wo New York-based artists explore frontiers for Jackson. Tadaaki Kuwayama hones iterations on minimalism, while sculptor Celia Gerard draws through her investigations of structure and form. On Friday, Tayloe Piggott Gallery opens, Six Elements or More, an exhibition of Kuwayamas work, in tandem with New Work, the gallerys first solo show for Gerard. Both artists are traveling to Jackson to attend the public artist reception at the gallery from 5 to 8 p.m. Friday. In the late 1950s, Kuwayama left his native Japan and his background in traditional nihonga painting for New York City, where he set out to create something all his own. Before arriving in the U.S., he had no access to information about American art, save for slivers of coverage about Jackson Pollock. At that time, abstract expressionism dominated the New York art landscape, yet Kuwayama sought a new frontier in the company of his contemporaries Donald Judd and Dan Flavin. I wanted to obliterate all elements of what had come before and to create multiple versions of the same thing, he said recently in an interview with New York Art Beat. His first canvases were monochromatic fields of me-
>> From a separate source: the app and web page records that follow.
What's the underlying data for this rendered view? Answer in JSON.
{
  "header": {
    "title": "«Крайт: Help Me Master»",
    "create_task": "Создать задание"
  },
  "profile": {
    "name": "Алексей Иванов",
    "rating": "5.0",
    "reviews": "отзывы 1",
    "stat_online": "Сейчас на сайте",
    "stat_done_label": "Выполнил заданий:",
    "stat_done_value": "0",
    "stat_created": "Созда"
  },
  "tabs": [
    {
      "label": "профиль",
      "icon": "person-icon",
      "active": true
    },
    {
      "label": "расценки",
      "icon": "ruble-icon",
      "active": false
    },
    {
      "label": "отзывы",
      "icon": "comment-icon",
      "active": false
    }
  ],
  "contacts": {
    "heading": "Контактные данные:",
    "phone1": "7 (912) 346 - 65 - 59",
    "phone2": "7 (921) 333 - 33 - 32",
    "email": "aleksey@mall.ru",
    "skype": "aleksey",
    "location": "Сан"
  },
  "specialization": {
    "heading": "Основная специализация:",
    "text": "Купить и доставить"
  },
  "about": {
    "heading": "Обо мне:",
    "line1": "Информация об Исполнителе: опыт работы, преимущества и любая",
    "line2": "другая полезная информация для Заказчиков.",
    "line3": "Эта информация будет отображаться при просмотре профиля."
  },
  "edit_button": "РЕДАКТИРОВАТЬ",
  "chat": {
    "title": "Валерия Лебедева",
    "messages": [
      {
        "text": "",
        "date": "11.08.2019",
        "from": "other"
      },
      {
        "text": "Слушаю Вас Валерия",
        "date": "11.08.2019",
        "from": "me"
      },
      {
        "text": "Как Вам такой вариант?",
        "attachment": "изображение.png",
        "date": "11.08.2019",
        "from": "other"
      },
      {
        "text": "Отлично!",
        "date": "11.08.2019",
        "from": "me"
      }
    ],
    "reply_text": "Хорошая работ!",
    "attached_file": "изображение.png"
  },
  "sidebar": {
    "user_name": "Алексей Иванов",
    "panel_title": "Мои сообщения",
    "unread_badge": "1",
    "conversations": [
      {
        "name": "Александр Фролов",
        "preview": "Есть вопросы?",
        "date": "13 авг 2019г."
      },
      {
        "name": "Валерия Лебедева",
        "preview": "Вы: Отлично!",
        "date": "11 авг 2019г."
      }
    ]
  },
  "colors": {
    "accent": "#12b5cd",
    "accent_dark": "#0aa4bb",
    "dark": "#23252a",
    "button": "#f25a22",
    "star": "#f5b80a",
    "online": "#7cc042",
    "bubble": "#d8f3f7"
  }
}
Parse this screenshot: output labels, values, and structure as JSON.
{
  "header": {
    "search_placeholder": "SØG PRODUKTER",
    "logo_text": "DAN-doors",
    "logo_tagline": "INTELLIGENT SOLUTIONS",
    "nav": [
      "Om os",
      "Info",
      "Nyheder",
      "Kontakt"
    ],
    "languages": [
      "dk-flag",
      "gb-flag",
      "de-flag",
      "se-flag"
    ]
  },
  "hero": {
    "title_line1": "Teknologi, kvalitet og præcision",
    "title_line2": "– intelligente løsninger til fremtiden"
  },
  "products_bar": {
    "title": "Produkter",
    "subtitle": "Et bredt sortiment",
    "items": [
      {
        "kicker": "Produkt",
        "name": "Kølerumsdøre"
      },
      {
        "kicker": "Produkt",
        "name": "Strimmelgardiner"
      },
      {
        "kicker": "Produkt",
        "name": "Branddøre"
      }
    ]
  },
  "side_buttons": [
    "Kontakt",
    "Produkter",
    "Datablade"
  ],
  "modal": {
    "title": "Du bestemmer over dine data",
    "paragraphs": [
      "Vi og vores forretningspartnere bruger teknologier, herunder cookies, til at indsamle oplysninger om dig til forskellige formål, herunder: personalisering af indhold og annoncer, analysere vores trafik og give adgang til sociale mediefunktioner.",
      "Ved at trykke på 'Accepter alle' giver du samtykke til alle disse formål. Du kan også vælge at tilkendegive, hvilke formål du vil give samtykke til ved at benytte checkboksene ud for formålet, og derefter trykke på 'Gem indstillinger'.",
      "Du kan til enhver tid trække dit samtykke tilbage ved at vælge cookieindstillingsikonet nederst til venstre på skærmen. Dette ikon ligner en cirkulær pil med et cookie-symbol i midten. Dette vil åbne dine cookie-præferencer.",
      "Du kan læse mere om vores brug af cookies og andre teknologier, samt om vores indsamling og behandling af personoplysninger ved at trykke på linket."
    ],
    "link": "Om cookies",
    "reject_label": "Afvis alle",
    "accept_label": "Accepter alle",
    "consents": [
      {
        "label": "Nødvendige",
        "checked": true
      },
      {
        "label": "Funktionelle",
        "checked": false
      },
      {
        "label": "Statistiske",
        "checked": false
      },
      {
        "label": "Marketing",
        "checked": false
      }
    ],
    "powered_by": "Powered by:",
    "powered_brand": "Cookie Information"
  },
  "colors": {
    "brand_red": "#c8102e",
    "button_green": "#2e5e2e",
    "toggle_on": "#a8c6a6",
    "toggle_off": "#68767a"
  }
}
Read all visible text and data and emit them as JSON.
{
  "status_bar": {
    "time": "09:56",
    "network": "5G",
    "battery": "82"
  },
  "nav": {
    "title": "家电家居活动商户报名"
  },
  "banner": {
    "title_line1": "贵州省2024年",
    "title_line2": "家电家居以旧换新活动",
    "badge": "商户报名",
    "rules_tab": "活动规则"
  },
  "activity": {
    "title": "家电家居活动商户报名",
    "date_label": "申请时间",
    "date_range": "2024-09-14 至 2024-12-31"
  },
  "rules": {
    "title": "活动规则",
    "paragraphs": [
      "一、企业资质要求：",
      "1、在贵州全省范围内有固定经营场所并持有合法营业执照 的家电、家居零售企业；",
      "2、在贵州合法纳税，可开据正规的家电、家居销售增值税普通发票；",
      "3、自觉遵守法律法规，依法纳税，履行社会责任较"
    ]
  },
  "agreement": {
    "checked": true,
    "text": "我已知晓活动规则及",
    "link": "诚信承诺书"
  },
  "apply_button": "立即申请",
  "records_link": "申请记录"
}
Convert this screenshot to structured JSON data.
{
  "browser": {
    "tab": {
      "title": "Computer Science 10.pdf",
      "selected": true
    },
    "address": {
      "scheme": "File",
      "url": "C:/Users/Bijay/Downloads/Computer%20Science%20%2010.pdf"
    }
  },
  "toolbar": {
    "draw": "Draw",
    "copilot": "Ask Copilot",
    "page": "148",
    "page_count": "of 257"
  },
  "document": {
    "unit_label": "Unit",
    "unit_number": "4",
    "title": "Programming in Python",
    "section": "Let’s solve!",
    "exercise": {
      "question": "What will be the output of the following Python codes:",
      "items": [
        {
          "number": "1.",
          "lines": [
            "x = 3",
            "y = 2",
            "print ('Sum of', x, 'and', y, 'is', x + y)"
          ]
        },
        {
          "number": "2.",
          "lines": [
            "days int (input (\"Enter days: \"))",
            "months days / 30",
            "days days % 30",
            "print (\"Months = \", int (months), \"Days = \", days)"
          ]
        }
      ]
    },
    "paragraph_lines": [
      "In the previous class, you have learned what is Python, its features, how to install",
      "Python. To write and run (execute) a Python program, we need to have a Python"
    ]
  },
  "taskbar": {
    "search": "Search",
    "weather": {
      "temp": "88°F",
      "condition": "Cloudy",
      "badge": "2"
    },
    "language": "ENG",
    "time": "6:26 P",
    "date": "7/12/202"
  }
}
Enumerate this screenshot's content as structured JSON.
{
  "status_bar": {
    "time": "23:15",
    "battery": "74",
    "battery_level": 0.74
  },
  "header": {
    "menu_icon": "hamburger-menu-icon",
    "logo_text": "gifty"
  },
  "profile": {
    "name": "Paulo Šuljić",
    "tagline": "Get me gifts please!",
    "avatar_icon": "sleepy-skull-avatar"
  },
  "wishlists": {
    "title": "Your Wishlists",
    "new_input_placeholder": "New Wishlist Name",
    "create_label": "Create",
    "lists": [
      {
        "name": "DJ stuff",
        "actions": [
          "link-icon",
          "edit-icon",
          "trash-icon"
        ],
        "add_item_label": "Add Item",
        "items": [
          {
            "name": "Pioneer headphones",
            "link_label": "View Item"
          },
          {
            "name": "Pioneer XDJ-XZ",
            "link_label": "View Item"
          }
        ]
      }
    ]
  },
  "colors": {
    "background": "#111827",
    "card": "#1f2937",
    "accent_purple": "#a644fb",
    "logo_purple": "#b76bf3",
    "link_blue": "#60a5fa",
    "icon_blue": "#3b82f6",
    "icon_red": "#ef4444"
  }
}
On Friday, Tayloe Piggott Gallery opens Six Elements or More, a show of works by Tadaaki Kuwayama. This anodized aluminum piece is Untitled, 1999.

material epiphanies. At Colgate University, she created large geometric metal sculptures. After college, she realized, I was making all of this really big, ambitious sculpture, but I didnt feel like I

Celia Gerards first solo show at Piggott also opens Friday. Though drawing informs her new work, Gerard thinks of herself as a sculptor. Harvest, 2011 is mixed media on watercolor paper.

could draw. So she traveled to Italy to rigorously study the figure at the International School of Art, an immersion she continued in New York. A decade on, she went back to get her Master of Fine Arts and shifted course again. I started to realize that I loved what the figure did, but I wasnt in love with the figure as a motif, she said. Breaking away, she did sculptural analysis of the figure, and started working with bas relief to investigate depth. Taking a slab of clay, she would press a triangle into it again and again, moving in and out of the grid. I was interested in using consistent increments of measurement and exploring how far I could go just using one shape, she said. Drawing simultaneously, she found more flexibility working on paper than in clay. She began working on large pieces of paper, using the grid but breaking the grid. At first, she reveled in exploring only black and white. Within the past year, color has seeped into her work, the result of twin inspirations: the light and colors she experienced during summer days on

Long Island, and the palette of Willem de Kooning. She still kept her palette limited, a la early Renaissance painter Piero della Francesca, colors that verged on otherworldly, that did not interfere with her investigation of space. While she still uses a straight-edge and compass, she often draws freehand, using graphite, charcoal, white chalk, sumi-e ink and handmade watercolors. She works her surfaces with an electric sander. This new work seems to be taking on more airs of landscape. Part of the process is striking a balance between the composition but also the recognizable and the unrecognizable, the knowable and the unknowable, she said. Growing up, Gerard spent family vacations in Utah. As an undergrad, she studied in Nepal. She now lives in New York City. The cityscape and the mountainscape are my two kinds of mythical landscapes, she said. She considers each composition a juxtaposition of structure and sky. Sharing her work with Jackson Hole feels wonderful and synchronous, she said.